* LISTED ENTRIES *

######

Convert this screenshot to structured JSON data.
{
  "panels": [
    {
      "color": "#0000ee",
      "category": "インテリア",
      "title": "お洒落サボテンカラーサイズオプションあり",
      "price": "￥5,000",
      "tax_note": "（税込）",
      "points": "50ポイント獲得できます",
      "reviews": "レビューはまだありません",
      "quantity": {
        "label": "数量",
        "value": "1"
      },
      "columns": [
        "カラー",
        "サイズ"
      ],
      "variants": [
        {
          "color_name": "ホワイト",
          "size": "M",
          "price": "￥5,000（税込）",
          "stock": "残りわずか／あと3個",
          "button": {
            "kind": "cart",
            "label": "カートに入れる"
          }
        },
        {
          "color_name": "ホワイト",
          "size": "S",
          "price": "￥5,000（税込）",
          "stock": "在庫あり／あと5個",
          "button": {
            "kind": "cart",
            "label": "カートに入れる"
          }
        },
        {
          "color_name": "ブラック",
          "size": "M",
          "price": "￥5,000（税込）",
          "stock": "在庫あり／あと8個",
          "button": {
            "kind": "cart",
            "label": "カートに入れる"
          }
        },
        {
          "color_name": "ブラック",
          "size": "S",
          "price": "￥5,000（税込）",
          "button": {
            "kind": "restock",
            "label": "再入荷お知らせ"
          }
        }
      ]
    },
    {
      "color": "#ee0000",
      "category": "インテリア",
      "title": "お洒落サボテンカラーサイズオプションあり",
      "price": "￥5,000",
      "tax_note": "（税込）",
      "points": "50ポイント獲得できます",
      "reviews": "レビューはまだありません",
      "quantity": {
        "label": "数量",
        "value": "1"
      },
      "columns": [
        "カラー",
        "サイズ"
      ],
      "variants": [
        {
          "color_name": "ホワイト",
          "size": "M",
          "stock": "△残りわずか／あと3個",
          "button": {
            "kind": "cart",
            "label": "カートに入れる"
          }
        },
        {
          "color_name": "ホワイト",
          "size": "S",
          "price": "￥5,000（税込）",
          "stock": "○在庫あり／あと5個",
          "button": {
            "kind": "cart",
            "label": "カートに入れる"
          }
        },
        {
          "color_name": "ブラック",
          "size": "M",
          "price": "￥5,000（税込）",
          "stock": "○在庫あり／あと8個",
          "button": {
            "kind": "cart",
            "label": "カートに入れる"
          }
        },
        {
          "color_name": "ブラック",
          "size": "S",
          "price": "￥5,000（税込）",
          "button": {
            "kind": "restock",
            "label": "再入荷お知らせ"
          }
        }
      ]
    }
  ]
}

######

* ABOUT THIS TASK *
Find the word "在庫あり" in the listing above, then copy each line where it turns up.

* WRITTEN SOLUTION *
          "stock": "在庫あり／あと5個",
          "stock": "在庫あり／あと8個",
          "stock": "○在庫あり／あと5個",
          "stock": "○在庫あり／あと8個",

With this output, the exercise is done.